Of the total 82 private schools in the city, 57 are bound to admit students under 25 percent EWS category. Of those 57 schools, only one – Vivek High School, Sector 38 – has not submitted its details yet as to how many students it has admitted under the reserved category. Though the school had claimed the minority status last year, the UT education department has not accepted it yet as the judgment in the case has been reserved by the National Commission for Minority Educational Institutions (NCMEI).

The admission process in these schools was completed by March, while the schools gave the required information in regard to the EWS seats by the end of May.

Some of the schools that have filled up all their EWS seats under the RTE Act, include Bhavan Vidyalaya School in Sector 33 with 25 seats, Chitkara International School in Sector 25 with 16 reserved seats, Stepping Stones School in Sector 38 with 20 seats, Strawberry Field World School in Sector 26 with 40 seats, Delhi Public School in Sector 40 with 37 seats and St Soldiers International School in Sector 28 with 22 seats.

The schools, where the most number of seats are still vacant include Shishu Niketan Model School in Sector 43 with 11 seats, St Stephen’s School and Shishu Niketan in Sector 22 with seven seats, Bal Niketan Model Senior Secondary School in Sector 37 with 22 seats and Adarsh Public School in Sector 20 with four seats. Most of the school heads stated that the seats have not been left vacant deliberately, but because there are no more EWS students in their areas who came to apply for admission. The schools that had not filled the requisite number of EWS seats under the UT administration’s land allotment scheme, the UT estate office had issued them showcause notices for which they have been called for a hearing beginning September 24 onwards.

Source: The Indian Express

Ludhiana | Pvt schools’ scoreboard: RTE seats: 2.4L; Taken: 0

Ludhiana: Not a single seat was filled in any of the 88 private unaided schools in Ludhiana district under the Right To Education (RTE) Act in the past three years. A report prepared by the district education office on the number of students who took admission under the 25% quota of the RTE Act threw up the startling fact.
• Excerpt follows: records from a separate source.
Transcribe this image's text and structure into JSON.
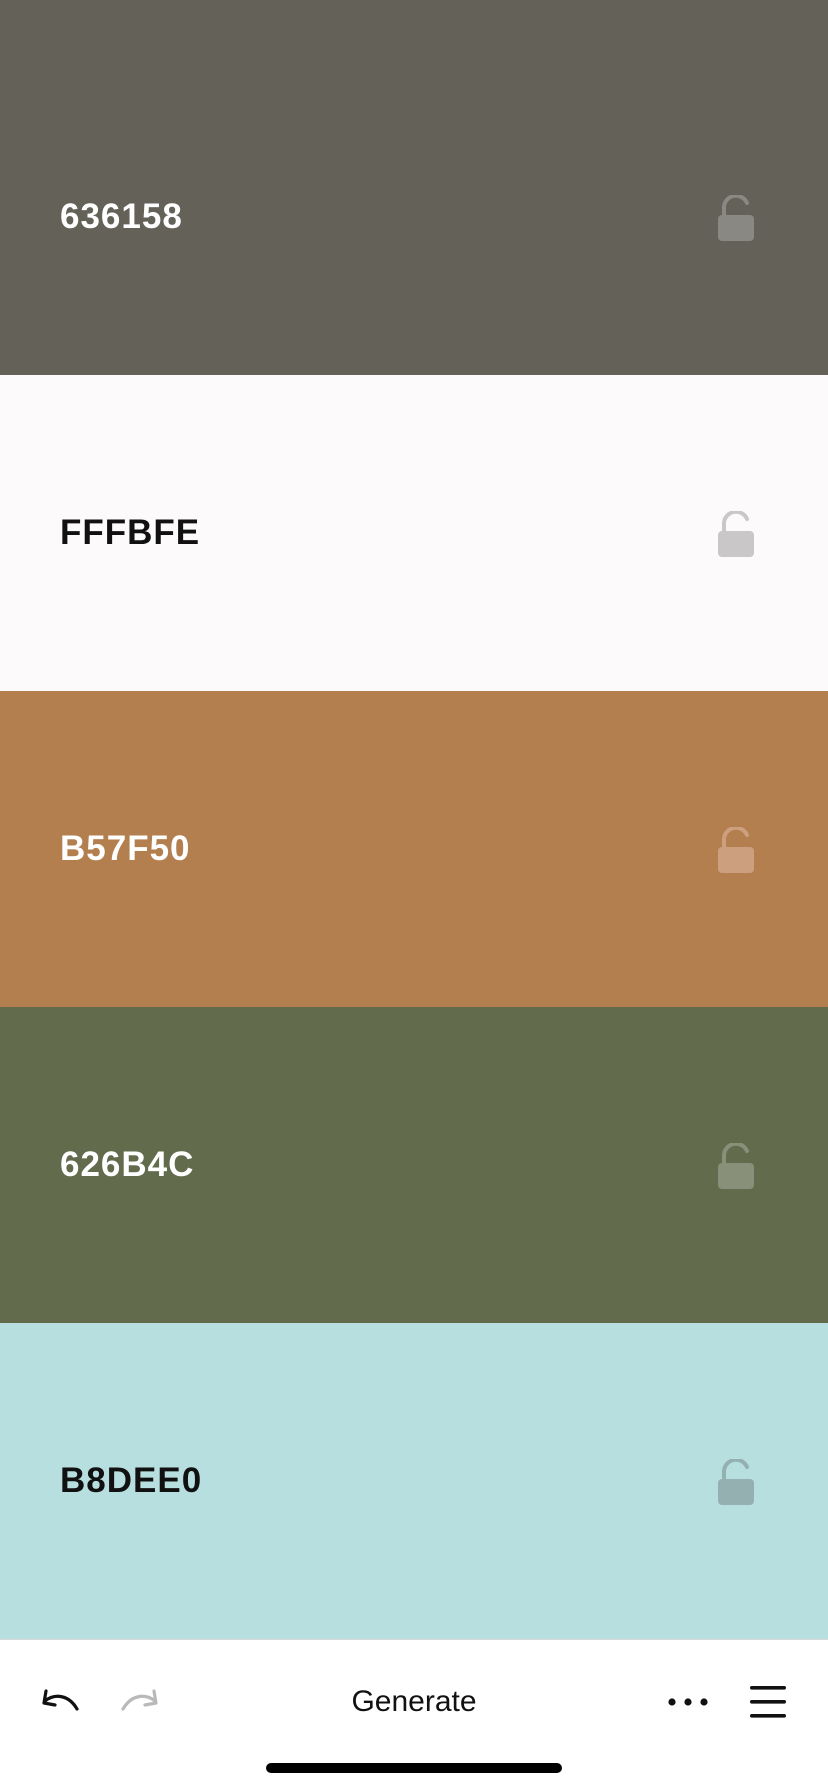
{
  "palette": {
    "swatches": [
      {
        "hex": "636158",
        "color": "#636158",
        "text_color": "#ffffff",
        "lock_color": "#8a8882",
        "locked": false
      },
      {
        "hex": "FFFBFE",
        "color": "#FCFAFB",
        "text_color": "#111111",
        "lock_color": "#c9c7c8",
        "locked": false
      },
      {
        "hex": "B57F50",
        "color": "#B37F4E",
        "text_color": "#ffffff",
        "lock_color": "#cc9f7e",
        "locked": false
      },
      {
        "hex": "626B4C",
        "color": "#626B4C",
        "text_color": "#ffffff",
        "lock_color": "#89907a",
        "locked": false
      },
      {
        "hex": "B8DEE0",
        "color": "#B8DFDF",
        "text_color": "#111111",
        "lock_color": "#94b0b1",
        "locked": false
      }
    ]
  },
  "toolbar": {
    "undo_icon": "undo-arrow-icon",
    "redo_icon": "redo-arrow-icon",
    "redo_enabled": false,
    "generate_label": "Generate",
    "more_icon": "ellipsis-icon",
    "menu_icon": "hamburger-menu-icon"
  }
}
It showed that though 2,43,505 seats were reserved for economically-weaker section children in private unaided schools in the past three years, not a single students was enrolled under it.

The additional deputy commissioner (general) had asked the district education department to prepare report on the total number of students enrolled in the past three years, total numbers of students who took admission under 25% quota of the RTE Act and the number of seats vacant under the RTE quota.
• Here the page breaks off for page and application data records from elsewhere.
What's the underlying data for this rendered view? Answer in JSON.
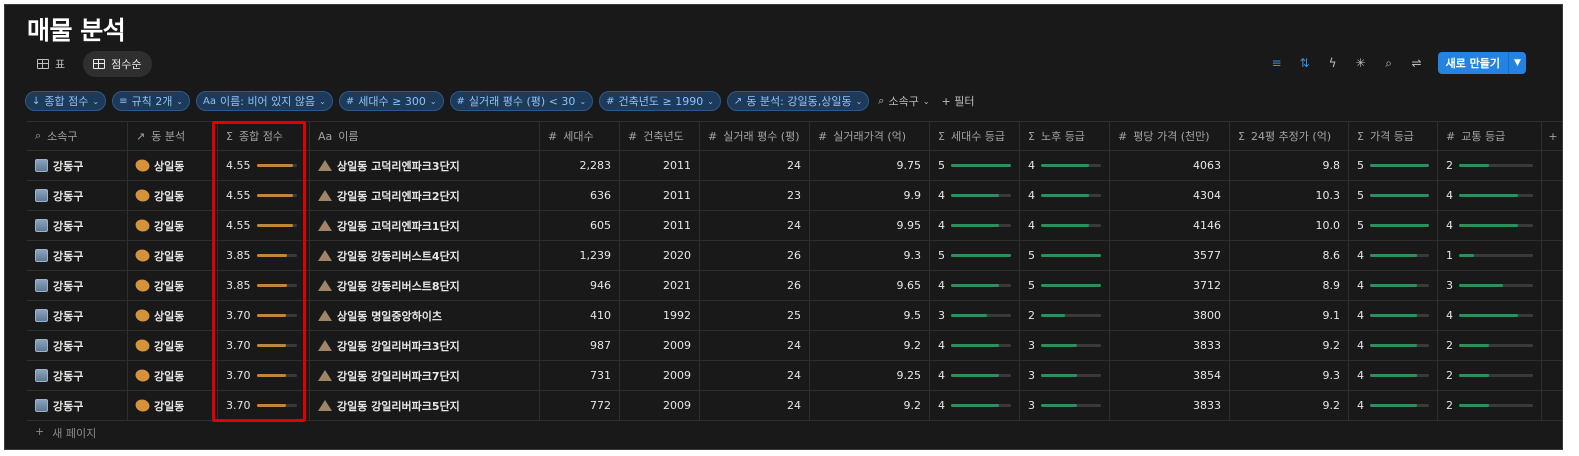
{
  "title": "매물 분석",
  "view_tabs": [
    {
      "label": "표",
      "active": false
    },
    {
      "label": "점수순",
      "active": true
    }
  ],
  "toolbar": {
    "new_label": "새로 만들기"
  },
  "filters": [
    {
      "icon": "↓",
      "label": "종합 점수"
    },
    {
      "icon": "≡",
      "label": "규칙 2개"
    },
    {
      "icon": "Aa",
      "label": "이름: 비어 있지 않음"
    },
    {
      "icon": "#",
      "label": "세대수 ≥ 300"
    },
    {
      "icon": "#",
      "label": "실거래 평수 (평) < 30"
    },
    {
      "icon": "#",
      "label": "건축년도 ≥ 1990"
    },
    {
      "icon": "↗",
      "label": "동 분석: 강일동,상일동"
    }
  ],
  "filter_extra": {
    "sgu": "소속구",
    "add_filter": "+ 필터"
  },
  "columns": {
    "sgu": "소속구",
    "dong": "동 분석",
    "score": "종합 점수",
    "name": "이름",
    "sede": "세대수",
    "year": "건축년도",
    "area": "실거래 평수 (평)",
    "price": "실거래가격 (억)",
    "sede_grade": "세대수 등급",
    "age_grade": "노후 등급",
    "ppyeong": "평당 가격 (천만)",
    "est24": "24평 추정가 (억)",
    "price_grade": "가격 등급",
    "traffic_grade": "교통 등급"
  },
  "rows": [
    {
      "sgu": "강동구",
      "dong": "상일동",
      "score": "4.55",
      "score_frac": 0.91,
      "name": "상일동 고덕리엔파크3단지",
      "sede": "2,283",
      "year": "2011",
      "area": "24",
      "price": "9.75",
      "sede_grade": "5",
      "sede_frac": 1.0,
      "age_grade": "4",
      "age_frac": 0.8,
      "ppyeong": "4063",
      "est24": "9.8",
      "price_grade": "5",
      "price_frac": 1.0,
      "traffic_grade": "2",
      "traffic_frac": 0.4
    },
    {
      "sgu": "강동구",
      "dong": "강일동",
      "score": "4.55",
      "score_frac": 0.91,
      "name": "강일동 고덕리엔파크2단지",
      "sede": "636",
      "year": "2011",
      "area": "23",
      "price": "9.9",
      "sede_grade": "4",
      "sede_frac": 0.8,
      "age_grade": "4",
      "age_frac": 0.8,
      "ppyeong": "4304",
      "est24": "10.3",
      "price_grade": "5",
      "price_frac": 1.0,
      "traffic_grade": "4",
      "traffic_frac": 0.8
    },
    {
      "sgu": "강동구",
      "dong": "강일동",
      "score": "4.55",
      "score_frac": 0.91,
      "name": "강일동 고덕리엔파크1단지",
      "sede": "605",
      "year": "2011",
      "area": "24",
      "price": "9.95",
      "sede_grade": "4",
      "sede_frac": 0.8,
      "age_grade": "4",
      "age_frac": 0.8,
      "ppyeong": "4146",
      "est24": "10.0",
      "price_grade": "5",
      "price_frac": 1.0,
      "traffic_grade": "4",
      "traffic_frac": 0.8
    },
    {
      "sgu": "강동구",
      "dong": "강일동",
      "score": "3.85",
      "score_frac": 0.77,
      "name": "강일동 강동리버스트4단지",
      "sede": "1,239",
      "year": "2020",
      "area": "26",
      "price": "9.3",
      "sede_grade": "5",
      "sede_frac": 1.0,
      "age_grade": "5",
      "age_frac": 1.0,
      "ppyeong": "3577",
      "est24": "8.6",
      "price_grade": "4",
      "price_frac": 0.8,
      "traffic_grade": "1",
      "traffic_frac": 0.2
    },
    {
      "sgu": "강동구",
      "dong": "강일동",
      "score": "3.85",
      "score_frac": 0.77,
      "name": "강일동 강동리버스트8단지",
      "sede": "946",
      "year": "2021",
      "area": "26",
      "price": "9.65",
      "sede_grade": "4",
      "sede_frac": 0.8,
      "age_grade": "5",
      "age_frac": 1.0,
      "ppyeong": "3712",
      "est24": "8.9",
      "price_grade": "4",
      "price_frac": 0.8,
      "traffic_grade": "3",
      "traffic_frac": 0.6
    },
    {
      "sgu": "강동구",
      "dong": "상일동",
      "score": "3.70",
      "score_frac": 0.74,
      "name": "상일동 명일중앙하이츠",
      "sede": "410",
      "year": "1992",
      "area": "25",
      "price": "9.5",
      "sede_grade": "3",
      "sede_frac": 0.6,
      "age_grade": "2",
      "age_frac": 0.4,
      "ppyeong": "3800",
      "est24": "9.1",
      "price_grade": "4",
      "price_frac": 0.8,
      "traffic_grade": "4",
      "traffic_frac": 0.8
    },
    {
      "sgu": "강동구",
      "dong": "강일동",
      "score": "3.70",
      "score_frac": 0.74,
      "name": "강일동 강일리버파크3단지",
      "sede": "987",
      "year": "2009",
      "area": "24",
      "price": "9.2",
      "sede_grade": "4",
      "sede_frac": 0.8,
      "age_grade": "3",
      "age_frac": 0.6,
      "ppyeong": "3833",
      "est24": "9.2",
      "price_grade": "4",
      "price_frac": 0.8,
      "traffic_grade": "2",
      "traffic_frac": 0.4
    },
    {
      "sgu": "강동구",
      "dong": "강일동",
      "score": "3.70",
      "score_frac": 0.74,
      "name": "강일동 강일리버파크7단지",
      "sede": "731",
      "year": "2009",
      "area": "24",
      "price": "9.25",
      "sede_grade": "4",
      "sede_frac": 0.8,
      "age_grade": "3",
      "age_frac": 0.6,
      "ppyeong": "3854",
      "est24": "9.3",
      "price_grade": "4",
      "price_frac": 0.8,
      "traffic_grade": "2",
      "traffic_frac": 0.4
    },
    {
      "sgu": "강동구",
      "dong": "강일동",
      "score": "3.70",
      "score_frac": 0.74,
      "name": "강일동 강일리버파크5단지",
      "sede": "772",
      "year": "2009",
      "area": "24",
      "price": "9.2",
      "sede_grade": "4",
      "sede_frac": 0.8,
      "age_grade": "3",
      "age_frac": 0.6,
      "ppyeong": "3833",
      "est24": "9.2",
      "price_grade": "4",
      "price_frac": 0.8,
      "traffic_grade": "2",
      "traffic_frac": 0.4
    }
  ],
  "footer": {
    "new_page": "새 페이지"
  }
}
The report submitted by the district education office (elementary) stated that 9,74,024 students from class I to class VIII enrolled in private unaided schools (2,97,859 in 2012-13, 3,34,652 in 2013-14 and 3,41,513 in 2014-15). And the number of reserved seats were 74,464, 83,663 and 85,378 (total 2,43,505) in 2012-13, 2013-14 and 2014-15, respectively. But not a single seat was availed of by any EWS student.

The Right to Education Act was introduced in 2009 under which every school, (government, aided and private unaided) has to reserve 25% seats between class I and class VIII for underprivileged students in the age group of 6 to 14 years.
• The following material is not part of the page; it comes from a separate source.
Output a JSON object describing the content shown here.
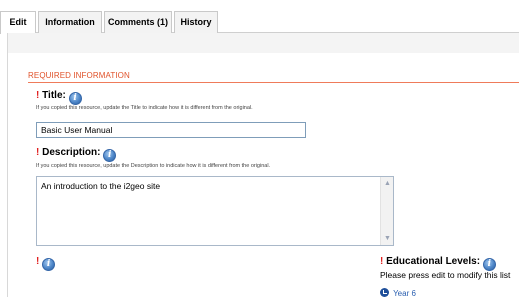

The district education office (elementary) also wrote that neither any candidate seeking admission under the RTE Act approached the office nor any private unaided school.

District education officer (elementary) Gurjot Singh said, “Under the RTE module, there are three ways to get admission under the reserved quota of RTE. The candidate can approach us directly or he can approach the school or the school can approach the department. Once a private school approaches us, then we write to the education department to release budget. The education department has to pay for the free education under the RTE quota.”

As children from the EWS category did not take the 2,43,505 seats, these were filled by other students.

The director of All Punjab Private Unaided CBSE Schools, Rajesh Rudra, said, “Initially, we keep 25% seats for underprivileged students. But when no candidate approaches us to get admission under the RTE Act, we fill those reserved seats.”

Source: The Times of India